The Senate Health and Welfare Committee meets Tuesday to learn how a last-minute, $100 million cut to the Louisiana Department of Health might affect health care providers and patients. The cut, which could swell to $500 million when including the loss of matching federal funds, was stuffed into the budget agreement at the insistence of House leaders. An Advocate editorial wonders why many state lawmakers continue to make a boogeyman out of a process that supports health care for people in a poor state like Louisiana. 

A good question, but there is also a question of why Louisiana should not take full advantage of Medicaid funding formulas that multiply federal dollars spent in the state at hospitals, clinics and doctors’ offices. The perception in some corners that Medicaid amounts to a welfare check for the undeserving does not encompass the obvious benefits to the state. It’s as if the Legislature, with this ill-considered move, was refusing to accept money into the economy equivalent to a year’s payroll of a large factory. Not to mention better health for many workers, an economic benefit as well as a moral one.

To better understand how Medicaid impacts people’s lives, LBP conducted in-depth interviews with people enrolled in the program from across Louisiana during the Covid-19 pandemic. The interviews are compiled in our report, Medicaid Works. Let’s Keep it Strong

Locals speak out against LNG facilities
The liquified natural gas industry is making it increasingly hard for people to live in lower Cameron parish, as it consumes large amounts of resources and emits large amounts of pollution. The Lake Charles American Press’ Emily Burleigh explains how the industrialization by large LNG facilities is threatening the livelihood and health of locals. 

Anne Rolfes, executive director of the Louisiana Bucket Brigade, has also been a witness to the community effects of LNG gas export terminals. She has worked in St. James Parish and said the two largest Black-majority districts is where industry development was focused.  “They closed the high school, they got rid of the post office, they shut down an evacuation route,” she explained.  She said she believes the trends are repeating themselves at Calcasieu Pass.  “Here, it is very clear that what they are doing is industrializing the lower Cameron Parish, and you can see the very same trends of withdrawing government services.”

“Backward-looking leadership” at the Capitol 
The 2023 Legislature will likely be remembered for legislative attacks on LGBTQ+ youth, and the last-minute turmoil surrounding the state budget. Louisiana Progress Board Chair Melissa Flournoy, in a guest column for The Advocate, writes that this will accelerate the state’s brain-drain by driving more young people out of the Pelican State. 

If we value families and are the most pro-life state, then respect women and doctors, support efforts to improve quality birth outcomes for all women, expand access to health care and support new mothers.

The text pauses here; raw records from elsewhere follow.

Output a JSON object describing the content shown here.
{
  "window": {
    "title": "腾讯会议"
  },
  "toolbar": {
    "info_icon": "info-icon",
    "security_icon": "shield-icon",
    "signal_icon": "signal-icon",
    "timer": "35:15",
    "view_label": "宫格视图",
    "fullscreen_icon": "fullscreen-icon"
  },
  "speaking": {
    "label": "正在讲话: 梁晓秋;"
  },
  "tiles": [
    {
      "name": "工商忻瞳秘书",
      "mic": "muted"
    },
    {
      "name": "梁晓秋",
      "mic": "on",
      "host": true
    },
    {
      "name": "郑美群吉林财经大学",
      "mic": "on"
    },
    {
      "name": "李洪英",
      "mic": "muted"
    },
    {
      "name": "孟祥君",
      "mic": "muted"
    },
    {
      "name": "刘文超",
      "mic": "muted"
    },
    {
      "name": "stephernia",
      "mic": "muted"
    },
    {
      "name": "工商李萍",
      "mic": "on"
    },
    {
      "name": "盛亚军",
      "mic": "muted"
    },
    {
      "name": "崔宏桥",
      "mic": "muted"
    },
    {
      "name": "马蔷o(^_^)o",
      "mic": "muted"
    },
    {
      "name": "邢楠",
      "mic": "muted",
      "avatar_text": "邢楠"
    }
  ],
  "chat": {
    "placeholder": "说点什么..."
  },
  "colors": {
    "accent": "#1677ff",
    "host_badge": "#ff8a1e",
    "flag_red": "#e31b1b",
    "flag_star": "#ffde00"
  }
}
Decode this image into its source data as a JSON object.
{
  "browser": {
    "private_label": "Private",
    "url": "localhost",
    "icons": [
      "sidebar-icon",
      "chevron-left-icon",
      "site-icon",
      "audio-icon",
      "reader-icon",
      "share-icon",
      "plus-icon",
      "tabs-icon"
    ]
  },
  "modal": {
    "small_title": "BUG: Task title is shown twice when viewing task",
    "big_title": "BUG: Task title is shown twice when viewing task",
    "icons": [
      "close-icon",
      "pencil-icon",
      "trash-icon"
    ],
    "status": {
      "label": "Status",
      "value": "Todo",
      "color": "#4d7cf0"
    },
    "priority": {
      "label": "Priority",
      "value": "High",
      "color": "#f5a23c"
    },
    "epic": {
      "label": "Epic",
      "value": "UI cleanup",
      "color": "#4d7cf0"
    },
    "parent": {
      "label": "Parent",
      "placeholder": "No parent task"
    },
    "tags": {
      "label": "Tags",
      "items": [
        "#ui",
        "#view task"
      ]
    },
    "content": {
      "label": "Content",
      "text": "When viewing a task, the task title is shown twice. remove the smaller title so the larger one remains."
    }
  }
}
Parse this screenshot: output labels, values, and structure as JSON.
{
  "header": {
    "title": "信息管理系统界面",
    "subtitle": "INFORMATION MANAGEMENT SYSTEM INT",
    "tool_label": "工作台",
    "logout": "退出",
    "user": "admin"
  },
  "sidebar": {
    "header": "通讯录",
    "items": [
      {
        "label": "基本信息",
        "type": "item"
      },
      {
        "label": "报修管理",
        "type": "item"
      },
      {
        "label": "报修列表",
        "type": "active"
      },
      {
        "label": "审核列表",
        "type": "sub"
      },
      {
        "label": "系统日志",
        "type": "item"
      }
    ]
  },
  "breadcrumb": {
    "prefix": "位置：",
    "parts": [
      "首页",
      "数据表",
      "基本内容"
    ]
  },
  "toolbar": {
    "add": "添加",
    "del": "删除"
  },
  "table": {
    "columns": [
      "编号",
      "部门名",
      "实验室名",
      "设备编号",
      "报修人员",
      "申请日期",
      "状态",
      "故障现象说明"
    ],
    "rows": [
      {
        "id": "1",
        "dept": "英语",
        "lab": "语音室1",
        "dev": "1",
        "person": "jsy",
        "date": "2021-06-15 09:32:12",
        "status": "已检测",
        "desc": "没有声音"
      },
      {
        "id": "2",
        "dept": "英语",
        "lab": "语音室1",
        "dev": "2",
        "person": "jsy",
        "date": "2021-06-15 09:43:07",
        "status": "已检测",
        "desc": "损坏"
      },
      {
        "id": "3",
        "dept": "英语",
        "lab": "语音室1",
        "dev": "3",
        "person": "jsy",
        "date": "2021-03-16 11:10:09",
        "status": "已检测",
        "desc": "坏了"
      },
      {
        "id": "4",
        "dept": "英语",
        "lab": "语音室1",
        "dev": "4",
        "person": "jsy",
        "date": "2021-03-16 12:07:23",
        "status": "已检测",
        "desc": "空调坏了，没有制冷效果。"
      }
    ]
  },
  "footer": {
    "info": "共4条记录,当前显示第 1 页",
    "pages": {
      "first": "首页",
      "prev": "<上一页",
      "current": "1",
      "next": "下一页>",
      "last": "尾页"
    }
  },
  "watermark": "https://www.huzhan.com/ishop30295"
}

People are so desperate that stores have to lock up baby formula and diapers, because people are so poor that they can’t afford necessities. Our poorest mothers are forced to go back to work immediately, because we do not have a safety net to support new parents with paid family medical leave.

Banning corporal punishment
Gov. John Bel Edwards signed legislation last week that outlaws the beating of children in public schools unless a parent gives permission. Rep. Stephanie Hilferty’s House Bill 42 became law this year after last year’s effort fell one vote short. The Louisiana Illuminator’s Claire Sullivan reports: 

At least 27 of Louisiana’s 69 school systems have banned corporal punishment and at least 19 allowed it as of 2022, The Advocate reported in 2022. The bill, written by Rep. Stephanie Hilferty, R-New Orleans, would require parents in districts that still use corporal punishment to sign a permission slip if they allow their child to be physically disciplined. The bill gives parents the choice over how their child is punished, she said.

Number of the Day
5,200 – Number of plug-in electric vehicles in Louisiana in 2021. (Source: U.S. Department of Energy via States Newsroom)